It can also be due to a nerve problem that is making it difficult for her to control her tongue or close her mouth properly. Since she seems happy and has at least eaten a little it is likely she does not have any trouble with closing or using her mouth and tongue properly.

Finally it can also be a response to eating a bitter bug or plant piece. If it comes along with facial swelling or hives it could be related to an allergic reaction. Since she is breathing fine with no facial swelling an allergic reaction seems unlikely.

Since she is coordinated at least a neurotoxin like pyrethrin poisoning (common insecticide) seems less likely.

I do recommend rinsing out her mouth with cool water several times.
If she will let you examine inside her mouth for swelling, reddened areas or any sign or trauma or a foreign body.

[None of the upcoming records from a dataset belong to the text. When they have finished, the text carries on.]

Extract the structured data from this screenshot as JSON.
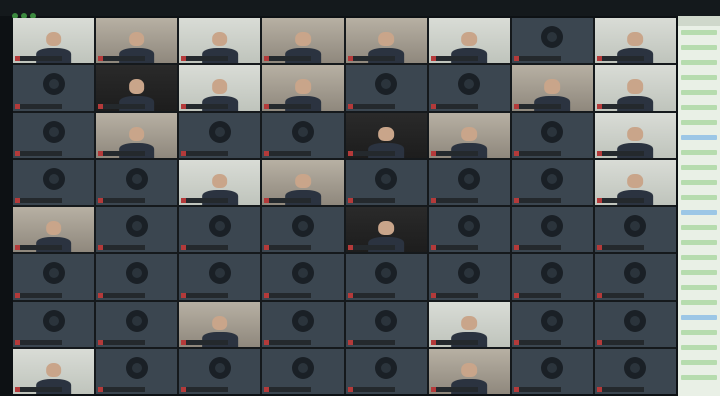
{
  "window": {
    "title": "",
    "speaker_label": ""
  },
  "grid": {
    "columns": 8,
    "rows": 8,
    "tiles": [
      {
        "type": "video",
        "variant": "light",
        "name": ""
      },
      {
        "type": "video",
        "variant": "room",
        "name": ""
      },
      {
        "type": "video",
        "variant": "light",
        "name": ""
      },
      {
        "type": "video",
        "variant": "room",
        "name": ""
      },
      {
        "type": "video",
        "variant": "room",
        "name": ""
      },
      {
        "type": "video",
        "variant": "light",
        "name": ""
      },
      {
        "type": "empty",
        "name": ""
      },
      {
        "type": "video",
        "variant": "light",
        "name": ""
      },
      {
        "type": "empty",
        "name": ""
      },
      {
        "type": "video",
        "variant": "dark",
        "name": ""
      },
      {
        "type": "video",
        "variant": "light",
        "name": ""
      },
      {
        "type": "video",
        "variant": "room",
        "name": ""
      },
      {
        "type": "empty",
        "name": ""
      },
      {
        "type": "empty",
        "name": ""
      },
      {
        "type": "video",
        "variant": "room",
        "name": ""
      },
      {
        "type": "video",
        "variant": "light",
        "name": ""
      },
      {
        "type": "empty",
        "name": ""
      },
      {
        "type": "video",
        "variant": "room",
        "name": ""
      },
      {
        "type": "empty",
        "name": ""
      },
      {
        "type": "empty",
        "name": ""
      },
      {
        "type": "video",
        "variant": "dark",
        "name": ""
      },
      {
        "type": "video",
        "variant": "room",
        "name": ""
      },
      {
        "type": "empty",
        "name": ""
      },
      {
        "type": "video",
        "variant": "light",
        "name": ""
      },
      {
        "type": "empty",
        "name": ""
      },
      {
        "type": "empty",
        "name": ""
      },
      {
        "type": "video",
        "variant": "light",
        "name": ""
      },
      {
        "type": "video",
        "variant": "room",
        "name": ""
      },
      {
        "type": "empty",
        "name": ""
      },
      {
        "type": "empty",
        "name": ""
      },
      {
        "type": "empty",
        "name": ""
      },
      {
        "type": "video",
        "variant": "light",
        "name": ""
      },
      {
        "type": "video",
        "variant": "room",
        "name": ""
      },
      {
        "type": "empty",
        "name": ""
      },
      {
        "type": "empty",
        "name": ""
      },
      {
        "type": "empty",
        "name": ""
      },
      {
        "type": "video",
        "variant": "dark",
        "name": ""
      },
      {
        "type": "empty",
        "name": ""
      },
      {
        "type": "empty",
        "name": ""
      },
      {
        "type": "empty",
        "name": ""
      },
      {
        "type": "empty",
        "name": ""
      },
      {
        "type": "empty",
        "name": ""
      },
      {
        "type": "empty",
        "name": ""
      },
      {
        "type": "empty",
        "name": ""
      },
      {
        "type": "empty",
        "name": ""
      },
      {
        "type": "empty",
        "name": ""
      },
      {
        "type": "empty",
        "name": ""
      },
      {
        "type": "empty",
        "name": ""
      },
      {
        "type": "empty",
        "name": ""
      },
      {
        "type": "empty",
        "name": ""
      },
      {
        "type": "video",
        "variant": "room",
        "name": ""
      },
      {
        "type": "empty",
        "name": ""
      },
      {
        "type": "empty",
        "name": ""
      },
      {
        "type": "video",
        "variant": "light",
        "name": ""
      },
      {
        "type": "empty",
        "name": ""
      },
      {
        "type": "empty",
        "name": ""
      },
      {
        "type": "video",
        "variant": "light",
        "name": ""
      },
      {
        "type": "empty",
        "name": ""
      },
      {
        "type": "empty",
        "name": ""
      },
      {
        "type": "empty",
        "name": ""
      },
      {
        "type": "empty",
        "name": ""
      },
      {
        "type": "video",
        "variant": "room",
        "name": ""
      },
      {
        "type": "empty",
        "name": ""
      },
      {
        "type": "empty",
        "name": ""
      }
    ]
  },
  "chat": {
    "messages": [
      {
        "style": "green"
      },
      {
        "style": "green"
      },
      {
        "style": "green"
      },
      {
        "style": "green"
      },
      {
        "style": "green"
      },
      {
        "style": "green"
      },
      {
        "style": "green"
      },
      {
        "style": "blue"
      },
      {
        "style": "green"
      },
      {
        "style": "green"
      },
      {
        "style": "green"
      },
      {
        "style": "green"
      },
      {
        "style": "blue"
      },
      {
        "style": "green"
      },
      {
        "style": "green"
      },
      {
        "style": "green"
      },
      {
        "style": "green"
      },
      {
        "style": "green"
      },
      {
        "style": "green"
      },
      {
        "style": "blue"
      },
      {
        "style": "green"
      },
      {
        "style": "green"
      },
      {
        "style": "green"
      },
      {
        "style": "green"
      }
    ]
  },
  "colors": {
    "mic_muted": "#b43a3a",
    "tile_background": "#3b4650",
    "chat_bubble": "#b6dcae",
    "chat_bubble_alt": "#9cc7e6"
  }
}
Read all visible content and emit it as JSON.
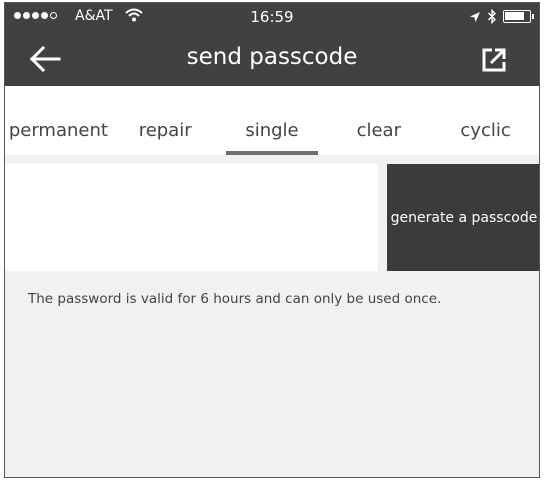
{
  "status_bar": {
    "carrier": "A&AT",
    "time": "16:59"
  },
  "header": {
    "title": "send passcode",
    "back_icon": "arrow-left-icon",
    "share_icon": "external-link-icon"
  },
  "tabs": [
    {
      "label": "permanent",
      "active": false
    },
    {
      "label": "repair",
      "active": false
    },
    {
      "label": "single",
      "active": true
    },
    {
      "label": "clear",
      "active": false
    },
    {
      "label": "cyclic",
      "active": false
    }
  ],
  "main": {
    "passcode_value": "",
    "generate_label": "generate a passcode",
    "hint": "The password is valid for 6 hours and can only be used once."
  },
  "colors": {
    "header_bg": "#414141",
    "button_bg": "#3b3b3b",
    "page_bg": "#f1f1f1"
  }
}
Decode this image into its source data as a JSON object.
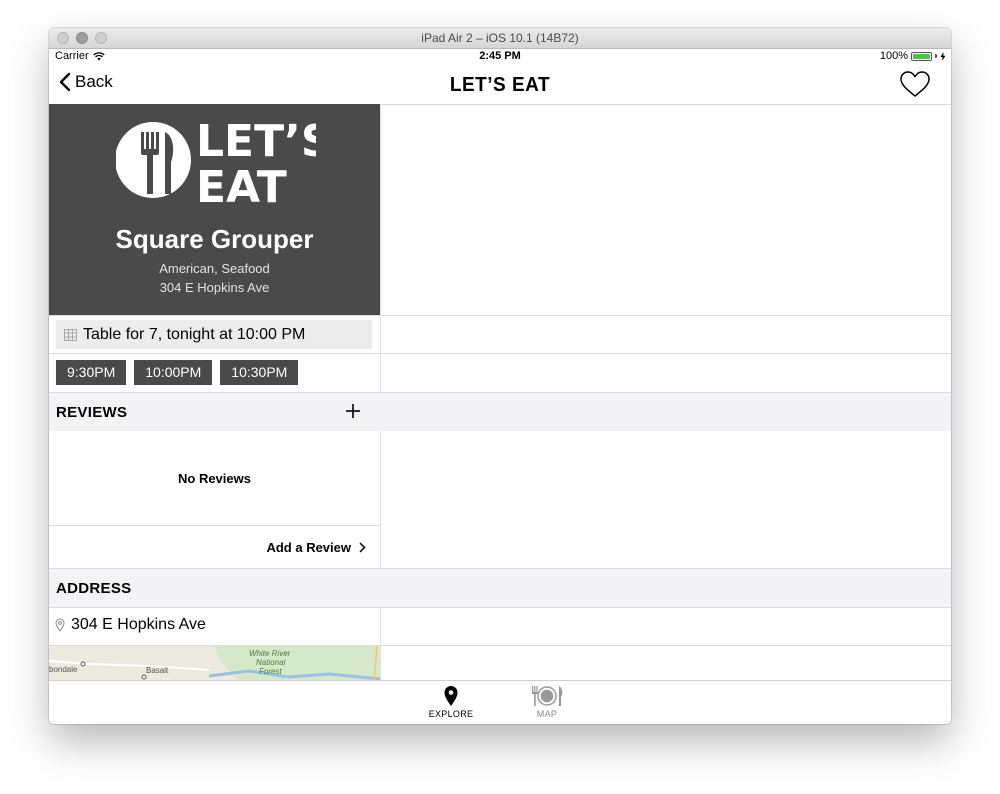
{
  "window": {
    "title": "iPad Air 2 – iOS 10.1 (14B72)"
  },
  "status_bar": {
    "carrier": "Carrier",
    "time": "2:45 PM",
    "battery": "100%"
  },
  "nav": {
    "back_label": "Back",
    "title": "LET’S EAT"
  },
  "restaurant": {
    "logo_text_1": "LET’S",
    "logo_text_2": "EAT",
    "name": "Square Grouper",
    "cuisine": "American, Seafood",
    "address": "304 E Hopkins Ave"
  },
  "reservation": {
    "summary": "Table for 7, tonight at 10:00 PM",
    "time_slots": [
      "9:30PM",
      "10:00PM",
      "10:30PM"
    ]
  },
  "reviews": {
    "heading": "REVIEWS",
    "empty_text": "No Reviews",
    "add_label": "Add a Review"
  },
  "address_section": {
    "heading": "ADDRESS",
    "address": "304 E Hopkins Ave"
  },
  "map": {
    "labels": [
      "bondale",
      "Basalt",
      "White River",
      "National",
      "Forest"
    ]
  },
  "tabs": [
    {
      "label": "EXPLORE",
      "icon": "location-pin-icon",
      "active": true
    },
    {
      "label": "MAP",
      "icon": "plate-cutlery-icon",
      "active": false
    }
  ],
  "colors": {
    "hero_bg": "#4a4a4a",
    "slot_bg": "#4a4a4a",
    "section_bg": "#f3f3f5",
    "battery": "#44c845"
  }
}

If she is able to drink normally I am less concerned and chances are her symptoms are related to slight nausea, a bad taste in her mouth or a foreign body stuck somewhere. Make sure to peek under her tongue.
In case this is related to nausea you can give her an acid reducer to try and settle her stomach. Either:
1) Pepcid-ac (famotidine) at one quarter of a 10mg tablet per 2 to 5 kilograms of body weight every 12 hours.
OR
2) Prilosec (omeprazole) at one quarter of a 10mg tablet per 2 to 5 kilograms of body weight every 24 hours.
These will reduce stomach acid and should help settle her stomach. These are quite safe and can be used for several days if necessary.

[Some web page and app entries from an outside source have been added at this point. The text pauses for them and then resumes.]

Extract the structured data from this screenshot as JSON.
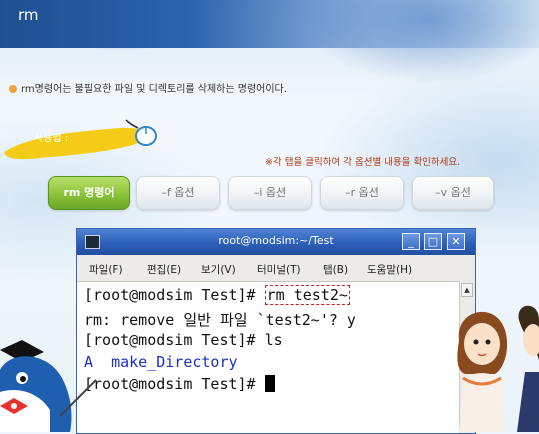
{
  "header": {
    "title": "rm"
  },
  "intro": {
    "text": "rm명령어는 불필요한 파일 및 디렉토리를 삭제하는 명령어이다."
  },
  "usage": {
    "label": "사용법 :"
  },
  "hint": {
    "text": "※각 탭을 클릭하여 각 옵션별 내용을 확인하세요."
  },
  "tabs": [
    {
      "label": "rm 명령어",
      "active": true
    },
    {
      "label": "–f 옵션",
      "active": false
    },
    {
      "label": "–i 옵션",
      "active": false
    },
    {
      "label": "–r 옵션",
      "active": false
    },
    {
      "label": "–v 옵션",
      "active": false
    }
  ],
  "terminal": {
    "title": "root@modsim:~/Test",
    "window_buttons": {
      "minimize": "_",
      "maximize": "□",
      "close": "✕"
    },
    "menu": [
      "파일(F)",
      "편집(E)",
      "보기(V)",
      "터미널(T)",
      "탭(B)",
      "도움말(H)"
    ],
    "lines": {
      "l1_prompt": "[root@modsim Test]#",
      "l1_command": "rm test2~",
      "l2": "rm: remove 일반 파일 `test2~'? y",
      "l3": "[root@modsim Test]# ls",
      "l4_a": "A",
      "l4_b": "make_Directory",
      "l5_prompt": "[root@modsim Test]#"
    }
  },
  "colors": {
    "header_bg": "#1f4f92",
    "active_tab": "#8cc23a",
    "hint_text": "#b23a12",
    "terminal_titlebar": "#2c5fb8",
    "highlight_box": "#d21b1b",
    "dir_color": "#1d2fc8"
  },
  "icons": [
    "mouse-icon",
    "terminal-app-icon",
    "minimize-icon",
    "maximize-icon",
    "close-icon",
    "scroll-up-icon",
    "scroll-down-icon"
  ]
}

If that goes well then start a bland diet of 1/3 boiled, lean hamburger (or boiled, white, skinless chicken) and 2/3 boiled rice. Add low salt chicken broth just in case she has an irritation somewhere you cannot see that is making her drool. Give small meals several times a day. Feed the bland diet for several days, then start mixing in her regular diet and slowly convert her back.

If she is attempting to vomit,or is unable to lick or swallow properly then I recommend she see a veterinarian today.
This may all clear by tomorrow and given her happy attitude I wouldn't be too concerned unless something changes with her.
Please let me know if you have any further questions.
Dr. Kara and other Vet Specialists are ready to help you
Customer: replied 3 years ago.

thankyou


Liz

Expert:  Dr. Kara replied 3 years ago.
You are very welcome. Please let me know how things go for your little one or if you have any further questions, Dr. Kara.